" There have been times when Australian court judgments have held enormous weight in courts throughout the world, certainly throughout the Commonwealth. Owen Dixon’s High Court in the 1950s and Anthony Mason’s High Court in the 1980s are examples. If there were an Olympic record for teams of judges – and why not since they have Olympic medals for tae kwon do and beach volleyball – the Mason court would have won gold year after year. The quality of its jurisprudence was the best in the world" – Geoffrey Robertson QC, Sydney Morning Herald, 30th August 2007.
This book comprises a selection of articles and speeches by Sir Anthony Mason written and delivered when he was a Justice and later Chief Justice of the High Court of Australia and after his retirement from that Court in 1995.
It demonstrates his long standing interest in the judicial process and his desire to communicate to the legal world and the public a more enlightened understanding of the proper scope of judicial law-making and the responsibility of judges for adapting the law to the changing conditions in society. It also displays his acknowledged mastery of public and private law and his belief in the growing significance of international and comparative law in the development of Australian law.
The book contains some important speeches and articles on constitutional and administrative law, international law, human rights, equity and contract, the High Court, judicial administration, advocacy, a significant media interview, a State of the Judicature report delivered as the Chief Justice of Australia and his swearing in speeches when appointed as a Justice and later Chief Justice of the High Court. Some of the selected speeches display Sir Anthony’s characteristic wit.
The book deals with highly topical subjects such as whether Australia should adopt a bill of rights, the health of Australia’s democratic institutions, the establishment of an Australian republic, globalization and the decline of parliamentary and national sovereignty.

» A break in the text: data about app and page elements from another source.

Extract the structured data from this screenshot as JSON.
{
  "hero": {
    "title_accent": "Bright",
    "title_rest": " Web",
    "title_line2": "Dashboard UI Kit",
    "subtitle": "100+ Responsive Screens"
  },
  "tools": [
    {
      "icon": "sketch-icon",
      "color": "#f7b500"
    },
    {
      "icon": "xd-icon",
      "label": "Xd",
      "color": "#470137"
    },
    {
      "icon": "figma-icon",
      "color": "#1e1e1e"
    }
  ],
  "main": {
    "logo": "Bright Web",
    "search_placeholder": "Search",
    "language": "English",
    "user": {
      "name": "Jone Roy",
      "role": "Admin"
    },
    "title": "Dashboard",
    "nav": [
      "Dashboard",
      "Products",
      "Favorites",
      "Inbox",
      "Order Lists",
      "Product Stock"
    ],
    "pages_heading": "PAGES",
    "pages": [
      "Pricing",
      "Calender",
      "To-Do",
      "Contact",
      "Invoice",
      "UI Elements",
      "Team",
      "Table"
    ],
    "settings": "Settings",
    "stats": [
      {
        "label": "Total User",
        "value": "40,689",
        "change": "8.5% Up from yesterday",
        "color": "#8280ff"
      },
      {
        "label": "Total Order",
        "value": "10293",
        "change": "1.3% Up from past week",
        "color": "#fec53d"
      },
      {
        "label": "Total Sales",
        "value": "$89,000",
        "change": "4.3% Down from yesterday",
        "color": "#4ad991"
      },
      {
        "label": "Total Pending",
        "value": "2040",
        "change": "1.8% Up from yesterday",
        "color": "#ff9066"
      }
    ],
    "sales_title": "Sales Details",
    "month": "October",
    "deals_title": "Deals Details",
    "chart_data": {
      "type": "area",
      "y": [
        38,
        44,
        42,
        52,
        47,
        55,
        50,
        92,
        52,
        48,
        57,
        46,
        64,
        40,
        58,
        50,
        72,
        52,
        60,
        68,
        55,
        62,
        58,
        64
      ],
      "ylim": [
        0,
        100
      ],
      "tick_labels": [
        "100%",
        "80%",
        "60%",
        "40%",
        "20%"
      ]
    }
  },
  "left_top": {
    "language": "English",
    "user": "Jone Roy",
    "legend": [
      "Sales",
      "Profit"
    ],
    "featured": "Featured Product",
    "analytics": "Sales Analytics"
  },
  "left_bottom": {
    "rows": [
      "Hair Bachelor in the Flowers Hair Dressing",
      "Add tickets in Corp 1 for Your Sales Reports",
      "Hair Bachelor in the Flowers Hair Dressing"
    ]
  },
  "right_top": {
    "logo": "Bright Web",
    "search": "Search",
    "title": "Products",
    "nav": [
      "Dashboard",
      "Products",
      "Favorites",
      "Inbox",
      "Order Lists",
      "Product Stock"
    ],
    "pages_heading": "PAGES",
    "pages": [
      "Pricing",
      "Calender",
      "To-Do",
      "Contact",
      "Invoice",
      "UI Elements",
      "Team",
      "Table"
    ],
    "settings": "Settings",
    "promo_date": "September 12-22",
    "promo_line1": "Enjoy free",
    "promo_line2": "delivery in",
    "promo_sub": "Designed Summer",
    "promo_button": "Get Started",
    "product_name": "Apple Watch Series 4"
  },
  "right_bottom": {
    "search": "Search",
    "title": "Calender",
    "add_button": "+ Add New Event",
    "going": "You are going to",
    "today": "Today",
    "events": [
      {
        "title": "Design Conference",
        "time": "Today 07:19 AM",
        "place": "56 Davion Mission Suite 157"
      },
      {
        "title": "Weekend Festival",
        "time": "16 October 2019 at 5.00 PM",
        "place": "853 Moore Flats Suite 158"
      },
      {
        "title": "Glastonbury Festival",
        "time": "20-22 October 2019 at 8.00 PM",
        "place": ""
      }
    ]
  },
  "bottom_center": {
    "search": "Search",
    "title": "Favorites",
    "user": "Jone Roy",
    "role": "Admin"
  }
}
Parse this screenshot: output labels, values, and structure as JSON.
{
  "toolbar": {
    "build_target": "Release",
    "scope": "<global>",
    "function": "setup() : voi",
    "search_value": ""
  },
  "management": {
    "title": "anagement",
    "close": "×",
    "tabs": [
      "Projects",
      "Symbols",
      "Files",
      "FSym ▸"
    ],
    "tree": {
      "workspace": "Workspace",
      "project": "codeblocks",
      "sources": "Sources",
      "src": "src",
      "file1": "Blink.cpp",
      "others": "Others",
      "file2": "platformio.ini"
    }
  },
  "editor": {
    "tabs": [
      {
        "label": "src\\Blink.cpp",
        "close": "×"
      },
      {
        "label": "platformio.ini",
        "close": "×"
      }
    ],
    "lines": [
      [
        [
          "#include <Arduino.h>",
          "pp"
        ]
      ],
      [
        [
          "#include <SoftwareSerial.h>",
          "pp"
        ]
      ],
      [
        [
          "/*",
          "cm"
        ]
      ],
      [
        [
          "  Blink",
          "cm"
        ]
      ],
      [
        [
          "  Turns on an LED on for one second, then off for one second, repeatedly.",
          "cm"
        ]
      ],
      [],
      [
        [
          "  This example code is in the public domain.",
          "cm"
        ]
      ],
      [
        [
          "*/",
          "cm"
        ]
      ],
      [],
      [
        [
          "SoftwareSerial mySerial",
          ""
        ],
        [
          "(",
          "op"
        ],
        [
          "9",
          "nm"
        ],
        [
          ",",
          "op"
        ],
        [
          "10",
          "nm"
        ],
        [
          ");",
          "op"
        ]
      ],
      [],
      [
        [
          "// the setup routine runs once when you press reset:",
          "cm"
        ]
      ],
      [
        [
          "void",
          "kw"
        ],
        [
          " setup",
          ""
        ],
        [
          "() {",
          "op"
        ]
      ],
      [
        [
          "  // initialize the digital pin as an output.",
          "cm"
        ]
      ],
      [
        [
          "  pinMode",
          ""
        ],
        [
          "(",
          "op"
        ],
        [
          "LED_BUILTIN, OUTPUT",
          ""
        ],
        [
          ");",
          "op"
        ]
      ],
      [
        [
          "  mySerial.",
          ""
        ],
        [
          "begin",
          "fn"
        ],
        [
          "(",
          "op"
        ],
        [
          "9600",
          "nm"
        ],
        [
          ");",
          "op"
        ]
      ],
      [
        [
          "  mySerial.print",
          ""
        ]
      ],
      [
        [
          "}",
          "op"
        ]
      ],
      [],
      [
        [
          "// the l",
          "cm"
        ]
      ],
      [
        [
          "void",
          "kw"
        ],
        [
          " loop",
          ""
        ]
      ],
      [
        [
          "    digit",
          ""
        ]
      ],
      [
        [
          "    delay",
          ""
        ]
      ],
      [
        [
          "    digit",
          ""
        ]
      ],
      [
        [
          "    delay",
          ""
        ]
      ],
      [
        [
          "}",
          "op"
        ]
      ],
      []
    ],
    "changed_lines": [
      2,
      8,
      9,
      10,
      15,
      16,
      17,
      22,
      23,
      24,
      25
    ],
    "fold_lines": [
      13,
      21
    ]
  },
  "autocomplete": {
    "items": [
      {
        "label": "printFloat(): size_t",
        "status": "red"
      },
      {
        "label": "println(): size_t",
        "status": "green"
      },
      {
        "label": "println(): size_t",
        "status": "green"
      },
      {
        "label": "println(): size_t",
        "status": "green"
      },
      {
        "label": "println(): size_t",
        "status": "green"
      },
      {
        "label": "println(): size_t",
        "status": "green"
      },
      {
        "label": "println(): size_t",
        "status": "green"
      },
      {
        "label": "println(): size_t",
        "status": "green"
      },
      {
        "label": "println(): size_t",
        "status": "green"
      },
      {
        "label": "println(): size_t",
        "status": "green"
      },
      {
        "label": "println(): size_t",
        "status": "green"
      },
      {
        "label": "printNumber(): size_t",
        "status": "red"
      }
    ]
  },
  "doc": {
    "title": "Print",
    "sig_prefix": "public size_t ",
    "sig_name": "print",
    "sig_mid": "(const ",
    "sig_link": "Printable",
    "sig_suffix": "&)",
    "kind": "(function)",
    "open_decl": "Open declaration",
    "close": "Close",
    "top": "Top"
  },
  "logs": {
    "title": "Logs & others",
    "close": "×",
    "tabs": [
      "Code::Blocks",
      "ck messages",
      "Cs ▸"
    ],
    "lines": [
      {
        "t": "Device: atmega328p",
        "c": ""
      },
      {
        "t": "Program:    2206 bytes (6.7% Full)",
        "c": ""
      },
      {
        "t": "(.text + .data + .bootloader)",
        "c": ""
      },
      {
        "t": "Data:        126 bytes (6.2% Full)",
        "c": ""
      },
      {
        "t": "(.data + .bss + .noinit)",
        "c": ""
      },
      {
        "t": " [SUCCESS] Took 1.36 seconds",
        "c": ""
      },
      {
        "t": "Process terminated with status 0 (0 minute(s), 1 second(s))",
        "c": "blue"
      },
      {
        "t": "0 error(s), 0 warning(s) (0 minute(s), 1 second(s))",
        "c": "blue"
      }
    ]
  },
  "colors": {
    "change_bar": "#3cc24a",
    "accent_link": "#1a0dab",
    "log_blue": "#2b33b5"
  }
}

The articles and speeches were chosen and edited by Professor Geoffrey Lindell in consultation with Sir Anthony.